Former Hyderabad Ranji captain M. V. Sridhar has every reason to look back at the recently-concluded World T20 cricket championship. For, as Tournament Director he was directly responsible for the nitty-gritty in making the event a successful one.
In an exclusive interview with Sportstar on his return home, Sridhar, an MBBS graduate, recalled that the biggest challenge for him was the logistics of involving 26 teams and 58 matches over 30 days.
“It was mind-boggling to think about it at the start. But a lot of planning went into it. Local Organising Committees were set up with the Secretaries of the concerned State Cricket Associations hosting the games as convenors, well in advance. The two core teams from our side were always on the job to ensure that nothing went amiss,” he said.
“Yes, it took four weeks of drawing board planning, debating and detailing every aspect on the organisational front with specific eye on the budget too,” Sridhar said.
“Just imagine that there were 6000 room bookings right across the centres hosting these matches. This was a simple example of the logistics involved. Then, there were the key areas of security, travel, ensuring that the play facilities were in place. And all this was possible only because of the support from the respective State Cricket Associations,” said the former cricketer, who is also the General Manager (Operations) of the BCCI.
“Yes, I take pride from the fact that the outside world was not aware of the war room kind of atmosphere behind the scenes in terms of planning,” he said.

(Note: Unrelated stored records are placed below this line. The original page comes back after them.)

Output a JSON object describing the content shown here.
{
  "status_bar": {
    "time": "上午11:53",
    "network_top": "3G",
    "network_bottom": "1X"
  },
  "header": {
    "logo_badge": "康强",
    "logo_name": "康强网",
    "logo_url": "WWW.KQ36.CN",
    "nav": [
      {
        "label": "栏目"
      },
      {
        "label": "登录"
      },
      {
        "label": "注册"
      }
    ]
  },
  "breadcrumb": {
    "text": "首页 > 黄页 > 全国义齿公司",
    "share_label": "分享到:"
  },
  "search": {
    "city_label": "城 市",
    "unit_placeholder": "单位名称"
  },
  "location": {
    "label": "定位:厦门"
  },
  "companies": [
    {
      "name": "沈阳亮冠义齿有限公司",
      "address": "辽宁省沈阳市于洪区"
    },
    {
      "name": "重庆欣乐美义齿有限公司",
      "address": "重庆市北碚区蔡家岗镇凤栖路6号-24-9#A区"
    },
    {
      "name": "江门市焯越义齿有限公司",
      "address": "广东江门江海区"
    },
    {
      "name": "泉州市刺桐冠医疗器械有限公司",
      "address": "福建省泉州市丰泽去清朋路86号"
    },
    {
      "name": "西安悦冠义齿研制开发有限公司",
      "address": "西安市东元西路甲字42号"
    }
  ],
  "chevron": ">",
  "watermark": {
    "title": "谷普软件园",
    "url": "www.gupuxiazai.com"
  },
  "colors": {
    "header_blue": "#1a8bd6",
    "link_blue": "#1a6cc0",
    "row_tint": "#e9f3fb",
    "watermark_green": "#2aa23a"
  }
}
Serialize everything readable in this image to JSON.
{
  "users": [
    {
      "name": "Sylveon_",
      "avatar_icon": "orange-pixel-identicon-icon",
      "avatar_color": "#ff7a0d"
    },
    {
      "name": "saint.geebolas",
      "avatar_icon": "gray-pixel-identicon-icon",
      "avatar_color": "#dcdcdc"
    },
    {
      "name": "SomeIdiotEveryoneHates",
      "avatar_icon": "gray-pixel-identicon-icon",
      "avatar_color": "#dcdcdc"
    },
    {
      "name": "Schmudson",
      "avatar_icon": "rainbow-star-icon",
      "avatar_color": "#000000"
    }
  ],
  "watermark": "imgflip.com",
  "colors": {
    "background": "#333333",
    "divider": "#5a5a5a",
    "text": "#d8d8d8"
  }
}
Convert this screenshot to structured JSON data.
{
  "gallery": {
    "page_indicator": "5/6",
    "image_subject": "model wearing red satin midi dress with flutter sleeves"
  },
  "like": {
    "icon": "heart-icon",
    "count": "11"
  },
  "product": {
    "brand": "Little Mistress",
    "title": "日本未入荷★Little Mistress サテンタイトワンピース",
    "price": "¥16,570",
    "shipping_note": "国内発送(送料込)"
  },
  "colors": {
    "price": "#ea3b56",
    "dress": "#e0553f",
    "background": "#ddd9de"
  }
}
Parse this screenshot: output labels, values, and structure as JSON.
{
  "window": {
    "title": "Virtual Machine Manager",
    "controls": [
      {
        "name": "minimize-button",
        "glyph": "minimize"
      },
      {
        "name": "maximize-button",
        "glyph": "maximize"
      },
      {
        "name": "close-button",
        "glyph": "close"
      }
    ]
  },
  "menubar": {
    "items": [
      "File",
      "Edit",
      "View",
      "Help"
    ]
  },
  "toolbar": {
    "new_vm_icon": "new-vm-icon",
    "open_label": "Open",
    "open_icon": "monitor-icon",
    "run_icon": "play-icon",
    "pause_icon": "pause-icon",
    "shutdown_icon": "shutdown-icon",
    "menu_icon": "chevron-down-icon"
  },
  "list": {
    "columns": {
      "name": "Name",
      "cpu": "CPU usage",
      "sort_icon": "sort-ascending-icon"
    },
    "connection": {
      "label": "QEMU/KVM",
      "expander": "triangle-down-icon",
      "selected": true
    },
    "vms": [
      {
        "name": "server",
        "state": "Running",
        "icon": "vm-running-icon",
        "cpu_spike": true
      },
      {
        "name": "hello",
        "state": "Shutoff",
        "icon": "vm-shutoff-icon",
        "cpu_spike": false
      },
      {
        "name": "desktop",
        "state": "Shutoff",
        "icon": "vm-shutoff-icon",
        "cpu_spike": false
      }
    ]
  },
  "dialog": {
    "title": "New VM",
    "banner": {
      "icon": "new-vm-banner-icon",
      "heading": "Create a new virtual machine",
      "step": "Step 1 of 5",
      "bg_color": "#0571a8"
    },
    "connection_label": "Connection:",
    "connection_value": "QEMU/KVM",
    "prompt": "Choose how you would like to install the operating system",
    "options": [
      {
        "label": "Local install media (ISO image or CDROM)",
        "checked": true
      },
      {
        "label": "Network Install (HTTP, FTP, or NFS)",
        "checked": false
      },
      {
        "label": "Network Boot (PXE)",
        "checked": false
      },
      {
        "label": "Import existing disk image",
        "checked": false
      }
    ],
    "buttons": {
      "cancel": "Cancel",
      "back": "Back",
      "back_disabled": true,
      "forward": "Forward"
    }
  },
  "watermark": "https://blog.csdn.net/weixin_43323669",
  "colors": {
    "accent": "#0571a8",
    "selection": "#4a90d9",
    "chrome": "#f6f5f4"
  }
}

“Yes, shifting of the high-profile India-Pakistan match from Dharamsala to Kolkata did mean a lot of pain. The whole idea was to let the cricketing world know about the venue. This is a global event. And, now I can say there are millions of fans across the world who are aware of a centre like Dharamsala which was otherwise popular only for the great Dalai Lama,” he said. “It was the most challenging phase of the World Cup. But I must thank the CAB headed by Sourav Ganguly for coming forward to host the match. A lot of planning, again went into it as there were so many key subjects to be taken care of including the all-important security factor,” Sridhar added.
“Sad that Pakistan was uncomfortable with the idea of playing at Dharamsala. I was engaged in talks with the Pakistan delegation about hosting the match. Unfortunately, the local Government was not forthcoming, giving ambiguous statements on support,” Sridhar pointed out.
“At the end of it all, we are glad to ensure that the damage was bare minimum because of the shifting. This was again possible because of Sourav and Mr. Abhishek Dalmiya who put their heart and soul to ensure that the match was a big success,” Sridhar said.
“It was a multi-million dollar event involving high stakes, prestige and much more. And I take pride in ensuring that the event was a huge success by saving at least 30 per cent of the budget allocated. This again thanks to the BCCI for extending all the cost benefits to ICC,” said Sridhar (the budget earmarked for organising the World Cup was about Rs. 300 crore).
Drawing a comparison to the 2011 World Cup held in the sub-continent, Sridhar insisted that then it was only 29 matches in India. “This time we had the women’s teams also playing simultaneously. The fact that there was not a single complaint or a dissenting voice about the conduct of the event was a tribute to the great team effort we put in. We had 10 different heads to handle each key subject like venue management, travel, hospitality, security. All of us were on the job 24x7 with each of us getting an update on what was happening,” he said.
“The biggest reason for the success of this World Cup is that we ensured that communication channels were always open. Every member in the team knew what was being done and what their roles and responsibilities were,” said Sridhar. He was happy that he was given complete freedom by the BCCI top brass. “I must thank them for this or else it would not have been possible,” he said.
Significantly, except twice — once each to Dharamsala and Nagpur — no chartered flights were hired and all the teams and officials were flown around on commercial flights to ensure that it ended up cheaper. “This by itself is a gigantic task,” he said with a big smile.
“Most importantly, we ensured that this World Cup was spectator friendly. We took a lot of care to see that the fans went back home contended by ensuring maximum basic amenities like drinking water and eatables at reasonable prices,” Sridhar said.
“And you must remember that there were no lathi-charges on fans for tickets at the venues, thanks to online booking. This is a major achievement for us,” he said.
At the end of it all, Sridhar is visibly happy at having successfully finished what he calls a daunting task in conducting such a sporting event. “This is a huge learning curve for me and I am glad that I lived up to the expectations,” he concluded before joining his family members.